DIRECTIONS FOR THIS TASK: For each line of the data below that includes the string "Engineer", count one, and answer with the sum only.

DATASET:
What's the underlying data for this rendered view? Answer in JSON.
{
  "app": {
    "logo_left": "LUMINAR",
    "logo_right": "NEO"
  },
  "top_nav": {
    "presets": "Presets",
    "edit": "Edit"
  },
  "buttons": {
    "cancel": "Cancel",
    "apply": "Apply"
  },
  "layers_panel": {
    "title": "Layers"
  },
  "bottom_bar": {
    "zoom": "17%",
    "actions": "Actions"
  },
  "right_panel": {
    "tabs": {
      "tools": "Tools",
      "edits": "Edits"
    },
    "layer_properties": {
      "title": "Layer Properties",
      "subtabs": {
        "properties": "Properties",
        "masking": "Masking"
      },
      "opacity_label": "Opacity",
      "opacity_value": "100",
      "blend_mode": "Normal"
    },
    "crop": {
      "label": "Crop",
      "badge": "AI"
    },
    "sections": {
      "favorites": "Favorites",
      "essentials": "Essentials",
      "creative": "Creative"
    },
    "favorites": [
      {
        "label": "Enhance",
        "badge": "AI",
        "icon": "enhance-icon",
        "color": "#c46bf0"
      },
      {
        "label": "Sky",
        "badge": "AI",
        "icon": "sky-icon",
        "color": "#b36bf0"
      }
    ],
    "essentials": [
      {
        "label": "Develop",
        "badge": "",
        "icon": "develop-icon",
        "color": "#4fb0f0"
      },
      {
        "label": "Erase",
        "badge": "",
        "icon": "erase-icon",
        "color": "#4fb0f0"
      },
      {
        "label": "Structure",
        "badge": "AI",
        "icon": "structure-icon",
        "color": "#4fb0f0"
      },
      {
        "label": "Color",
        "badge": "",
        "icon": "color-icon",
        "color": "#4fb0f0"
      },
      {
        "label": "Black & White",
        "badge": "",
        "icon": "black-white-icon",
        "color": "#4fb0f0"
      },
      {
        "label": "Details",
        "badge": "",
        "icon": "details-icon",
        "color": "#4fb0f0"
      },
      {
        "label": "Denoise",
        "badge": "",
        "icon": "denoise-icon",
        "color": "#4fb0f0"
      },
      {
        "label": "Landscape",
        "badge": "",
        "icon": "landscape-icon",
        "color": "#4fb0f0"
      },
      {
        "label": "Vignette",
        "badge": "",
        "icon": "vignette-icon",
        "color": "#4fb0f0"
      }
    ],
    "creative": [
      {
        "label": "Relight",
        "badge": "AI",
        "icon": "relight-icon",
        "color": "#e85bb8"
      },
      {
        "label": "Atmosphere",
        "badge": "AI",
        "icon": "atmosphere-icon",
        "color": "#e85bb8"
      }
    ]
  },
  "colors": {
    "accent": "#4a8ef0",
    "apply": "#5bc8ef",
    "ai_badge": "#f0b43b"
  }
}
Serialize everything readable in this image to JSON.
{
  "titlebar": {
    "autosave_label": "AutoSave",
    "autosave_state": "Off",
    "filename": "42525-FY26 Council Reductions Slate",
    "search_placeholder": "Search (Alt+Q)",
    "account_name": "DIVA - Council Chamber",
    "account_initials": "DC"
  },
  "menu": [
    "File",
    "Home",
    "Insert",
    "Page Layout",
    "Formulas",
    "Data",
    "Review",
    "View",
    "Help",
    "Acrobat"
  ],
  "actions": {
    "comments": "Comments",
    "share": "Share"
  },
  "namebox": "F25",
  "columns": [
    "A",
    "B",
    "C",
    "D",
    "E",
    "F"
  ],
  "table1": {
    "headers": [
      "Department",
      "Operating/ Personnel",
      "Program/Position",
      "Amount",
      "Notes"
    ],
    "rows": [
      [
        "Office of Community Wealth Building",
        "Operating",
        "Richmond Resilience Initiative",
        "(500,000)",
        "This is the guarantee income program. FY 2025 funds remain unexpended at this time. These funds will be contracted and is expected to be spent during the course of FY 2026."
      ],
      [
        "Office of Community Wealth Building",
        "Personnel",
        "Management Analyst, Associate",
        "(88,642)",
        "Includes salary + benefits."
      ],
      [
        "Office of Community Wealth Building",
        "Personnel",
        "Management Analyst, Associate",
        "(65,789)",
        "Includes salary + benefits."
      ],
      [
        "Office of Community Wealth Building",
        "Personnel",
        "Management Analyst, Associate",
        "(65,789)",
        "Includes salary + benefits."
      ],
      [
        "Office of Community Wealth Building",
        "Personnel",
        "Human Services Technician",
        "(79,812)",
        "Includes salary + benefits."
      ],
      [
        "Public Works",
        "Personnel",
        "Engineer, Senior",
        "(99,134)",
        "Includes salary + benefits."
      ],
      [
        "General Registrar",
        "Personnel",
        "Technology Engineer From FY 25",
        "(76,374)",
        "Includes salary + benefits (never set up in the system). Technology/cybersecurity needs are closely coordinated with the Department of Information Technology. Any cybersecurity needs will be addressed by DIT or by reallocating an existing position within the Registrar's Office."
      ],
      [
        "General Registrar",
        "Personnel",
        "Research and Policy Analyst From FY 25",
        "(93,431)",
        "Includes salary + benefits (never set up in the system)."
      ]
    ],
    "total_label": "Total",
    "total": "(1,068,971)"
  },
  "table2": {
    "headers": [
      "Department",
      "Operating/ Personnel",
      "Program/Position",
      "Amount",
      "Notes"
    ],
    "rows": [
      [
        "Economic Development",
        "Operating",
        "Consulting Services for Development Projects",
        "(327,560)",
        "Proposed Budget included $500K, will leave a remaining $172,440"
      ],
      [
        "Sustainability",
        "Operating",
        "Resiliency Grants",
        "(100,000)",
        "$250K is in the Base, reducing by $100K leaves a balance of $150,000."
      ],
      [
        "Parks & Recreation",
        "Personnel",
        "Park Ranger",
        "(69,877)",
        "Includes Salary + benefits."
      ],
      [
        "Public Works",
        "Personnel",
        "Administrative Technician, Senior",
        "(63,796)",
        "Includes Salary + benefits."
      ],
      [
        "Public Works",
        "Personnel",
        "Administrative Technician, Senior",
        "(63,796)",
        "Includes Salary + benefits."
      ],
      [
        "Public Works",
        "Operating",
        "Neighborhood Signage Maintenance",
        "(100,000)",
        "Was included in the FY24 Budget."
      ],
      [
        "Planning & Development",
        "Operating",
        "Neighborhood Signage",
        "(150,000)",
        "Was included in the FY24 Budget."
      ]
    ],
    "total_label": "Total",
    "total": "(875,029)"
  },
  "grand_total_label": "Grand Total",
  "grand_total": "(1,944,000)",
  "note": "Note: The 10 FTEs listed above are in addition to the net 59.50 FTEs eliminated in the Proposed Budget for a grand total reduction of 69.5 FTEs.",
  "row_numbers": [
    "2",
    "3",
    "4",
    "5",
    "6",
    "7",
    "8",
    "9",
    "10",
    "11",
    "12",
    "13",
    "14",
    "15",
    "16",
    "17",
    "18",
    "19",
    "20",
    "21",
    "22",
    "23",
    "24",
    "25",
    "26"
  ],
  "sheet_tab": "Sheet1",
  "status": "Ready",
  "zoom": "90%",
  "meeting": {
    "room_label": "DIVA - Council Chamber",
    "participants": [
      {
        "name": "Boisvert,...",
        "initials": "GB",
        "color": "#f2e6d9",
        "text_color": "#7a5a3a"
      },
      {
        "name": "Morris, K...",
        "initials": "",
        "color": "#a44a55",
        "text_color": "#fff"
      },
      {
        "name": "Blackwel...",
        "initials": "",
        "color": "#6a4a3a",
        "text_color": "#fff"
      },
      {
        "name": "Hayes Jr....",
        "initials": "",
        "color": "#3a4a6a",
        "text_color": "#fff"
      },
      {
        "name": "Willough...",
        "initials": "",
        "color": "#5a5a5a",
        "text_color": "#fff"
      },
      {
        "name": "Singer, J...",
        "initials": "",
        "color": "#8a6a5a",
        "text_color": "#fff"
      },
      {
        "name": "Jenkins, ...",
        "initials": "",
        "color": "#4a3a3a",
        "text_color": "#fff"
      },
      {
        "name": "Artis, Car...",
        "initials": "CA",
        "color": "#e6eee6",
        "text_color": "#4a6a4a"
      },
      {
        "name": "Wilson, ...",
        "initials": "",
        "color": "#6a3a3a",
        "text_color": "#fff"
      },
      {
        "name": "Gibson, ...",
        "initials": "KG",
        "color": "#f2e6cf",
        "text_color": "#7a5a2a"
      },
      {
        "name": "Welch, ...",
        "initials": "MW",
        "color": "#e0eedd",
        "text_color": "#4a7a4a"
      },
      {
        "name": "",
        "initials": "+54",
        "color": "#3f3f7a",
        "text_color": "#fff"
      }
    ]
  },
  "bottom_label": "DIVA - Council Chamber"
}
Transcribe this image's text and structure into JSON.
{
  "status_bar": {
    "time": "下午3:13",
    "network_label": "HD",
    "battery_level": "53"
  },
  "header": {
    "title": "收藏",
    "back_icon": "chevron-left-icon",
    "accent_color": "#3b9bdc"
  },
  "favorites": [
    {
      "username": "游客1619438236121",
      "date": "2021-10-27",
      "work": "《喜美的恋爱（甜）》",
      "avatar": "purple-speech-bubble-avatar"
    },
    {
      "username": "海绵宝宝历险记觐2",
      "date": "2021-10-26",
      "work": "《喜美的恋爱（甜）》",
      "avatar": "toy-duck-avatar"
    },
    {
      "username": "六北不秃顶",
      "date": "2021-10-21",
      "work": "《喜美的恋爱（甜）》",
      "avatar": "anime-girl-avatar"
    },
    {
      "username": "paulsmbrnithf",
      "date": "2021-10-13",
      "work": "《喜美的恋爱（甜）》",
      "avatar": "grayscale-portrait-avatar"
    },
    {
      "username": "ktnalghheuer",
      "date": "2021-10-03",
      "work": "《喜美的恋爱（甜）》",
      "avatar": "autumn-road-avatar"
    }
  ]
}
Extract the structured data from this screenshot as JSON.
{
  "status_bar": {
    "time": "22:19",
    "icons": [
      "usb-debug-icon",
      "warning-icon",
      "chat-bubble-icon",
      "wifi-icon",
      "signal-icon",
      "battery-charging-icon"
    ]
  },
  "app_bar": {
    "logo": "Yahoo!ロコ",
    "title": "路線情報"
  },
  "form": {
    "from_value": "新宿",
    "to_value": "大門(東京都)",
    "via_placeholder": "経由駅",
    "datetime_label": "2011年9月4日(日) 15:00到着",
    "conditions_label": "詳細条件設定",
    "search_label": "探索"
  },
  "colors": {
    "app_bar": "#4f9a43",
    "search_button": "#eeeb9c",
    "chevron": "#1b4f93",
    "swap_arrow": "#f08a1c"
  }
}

OUTPUT FOR THIS EXERCISE: 2